By Georgia Wright, Liat Olenick and Amy Westervelt This story is part of Covering Climate Now, a global journalism collaboration strengthening coverage of the climate story. For too long, Americans were fed a false narrative that they should feel individually guilty about the climate crisis. The reality is that only a handful of powerful individuals … Read more

No Sector of Society Is Moving Fast Enough to Avoid Climate Catastrophe, New Report Warns

As world leaders prepare to gather for the UN Climate Change Conference (COP26) in Glasgow this Sunday, a new report warns that no sector of society is currently doing enough to limit global warming to 1.5 degrees Celsius above pre-industrial levels. The report, released today by the Systems Change Lab, looked at 40 indicators across … Read more

Could Your Next Cup of Coffee Be Grown in a Lab?

Millions of people drink coffee each morning, but the impact this drink has on the planet is often not top of mind. While there are certifications for coffee growers working to lessen their carbon footprints, much of the coffee the world consumes depends on deforestation, fertilizers, pesticides, and a lot of energy to make it … Read more

Exxon CEO Accused of Lying About Climate Science to Congressional Panel

By Chris McGreal This story originally appeared in the Guardian and is part of “”Climate Crimes,”” a special series by the Guardian and Covering Climate Now focused on investigating how the fossil fuel industry contributed to the climate crisis and lied to the American public. The chief executive of ExxonMobil, Darren Woods, was accused of … Read more

Community Scientists Have New EPA Guidelines for Sampling Microplastic Pollution. How Useful Are They?

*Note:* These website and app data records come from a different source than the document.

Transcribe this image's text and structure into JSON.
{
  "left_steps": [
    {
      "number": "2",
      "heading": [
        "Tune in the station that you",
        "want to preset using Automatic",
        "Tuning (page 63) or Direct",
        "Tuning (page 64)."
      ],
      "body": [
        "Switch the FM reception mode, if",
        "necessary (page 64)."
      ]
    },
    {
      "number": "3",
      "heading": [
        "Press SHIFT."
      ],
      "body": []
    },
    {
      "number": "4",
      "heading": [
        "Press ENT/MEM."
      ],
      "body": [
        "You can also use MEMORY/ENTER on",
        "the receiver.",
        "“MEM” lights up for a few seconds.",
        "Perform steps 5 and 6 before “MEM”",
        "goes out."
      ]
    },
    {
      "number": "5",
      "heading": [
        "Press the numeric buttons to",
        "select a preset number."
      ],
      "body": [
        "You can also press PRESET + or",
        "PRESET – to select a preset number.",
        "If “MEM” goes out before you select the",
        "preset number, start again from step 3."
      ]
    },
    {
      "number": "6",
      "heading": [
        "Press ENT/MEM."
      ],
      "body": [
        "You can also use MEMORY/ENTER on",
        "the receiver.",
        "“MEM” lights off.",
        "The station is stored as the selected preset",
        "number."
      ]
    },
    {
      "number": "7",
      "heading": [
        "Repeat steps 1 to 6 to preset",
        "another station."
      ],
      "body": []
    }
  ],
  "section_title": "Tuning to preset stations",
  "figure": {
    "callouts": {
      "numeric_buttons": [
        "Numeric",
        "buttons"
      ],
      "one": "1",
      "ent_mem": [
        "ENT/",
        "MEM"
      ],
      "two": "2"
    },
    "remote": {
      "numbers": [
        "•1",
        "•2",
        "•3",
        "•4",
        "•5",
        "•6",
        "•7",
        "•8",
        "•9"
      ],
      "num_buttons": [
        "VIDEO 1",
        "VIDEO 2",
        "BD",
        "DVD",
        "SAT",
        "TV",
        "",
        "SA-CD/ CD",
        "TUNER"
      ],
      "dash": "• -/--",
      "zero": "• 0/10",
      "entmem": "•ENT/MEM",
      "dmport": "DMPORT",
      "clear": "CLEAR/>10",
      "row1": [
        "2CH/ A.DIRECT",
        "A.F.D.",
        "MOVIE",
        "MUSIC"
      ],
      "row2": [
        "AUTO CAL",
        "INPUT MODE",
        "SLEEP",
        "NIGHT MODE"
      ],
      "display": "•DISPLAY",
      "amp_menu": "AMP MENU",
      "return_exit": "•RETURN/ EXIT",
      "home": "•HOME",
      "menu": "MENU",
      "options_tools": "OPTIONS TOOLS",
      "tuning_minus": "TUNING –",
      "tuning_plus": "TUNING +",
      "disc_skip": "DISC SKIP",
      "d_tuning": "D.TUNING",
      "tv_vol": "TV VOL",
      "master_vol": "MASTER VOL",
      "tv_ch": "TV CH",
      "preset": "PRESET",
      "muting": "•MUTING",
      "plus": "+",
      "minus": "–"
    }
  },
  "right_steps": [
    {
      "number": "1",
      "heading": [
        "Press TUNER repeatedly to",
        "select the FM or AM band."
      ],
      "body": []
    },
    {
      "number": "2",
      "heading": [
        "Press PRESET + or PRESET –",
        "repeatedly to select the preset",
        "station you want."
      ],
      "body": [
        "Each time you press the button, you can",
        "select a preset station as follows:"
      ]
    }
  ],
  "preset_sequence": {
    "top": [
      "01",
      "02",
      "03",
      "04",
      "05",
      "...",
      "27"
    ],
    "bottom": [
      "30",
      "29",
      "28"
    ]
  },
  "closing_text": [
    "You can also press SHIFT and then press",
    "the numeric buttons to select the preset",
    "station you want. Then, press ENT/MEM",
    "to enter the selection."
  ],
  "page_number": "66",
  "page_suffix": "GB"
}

Scientists have found microplastics in nearly every kind of aquatic ecosystem, from rivers and lakes down to the depths of the ocean. Now, new federal guidelines show how anyone interested in undertaking their own community science experiment can investigate their waterways — but their results may not perfectly represent what’s lurking underwater. Community scientists can … Read more

8 Ways to Invite Nature Into Your Daily Life

Getting a breath of fresh air is much more important than it might seem. A 2019 study found that spending two hours in nature a week notably benefits health and overall well-being. Time outdoors is associated with reduced stress, better concentration and mood, enhanced immune system function, and both better social interactions and higher standardized … Read more

Polar Bear Week Is Almost Here

By Geoff York Whenever I’m fortunate enough to travel north, the stress of daily life seems to fall away with each mile as one goes further away from built environments and closer to raw nature. Returning to Churchill, the small community on the shores of Hudson Bay, is no different. Churchill has a slower pace … Read more

Climate Change Is Muting Fall Colors — It’s the Latest Way Humans Have Altered U.S. Forests

By Marc Abrams Fall foliage season is a calendar highlight in states from Maine south to Georgia and west to the Rocky Mountains. It’s especially important in the Northeast, where fall colors attract an estimated $8 billion in tourism revenues to New England every year. As a forestry scientist, I’m often asked how climate change … Read more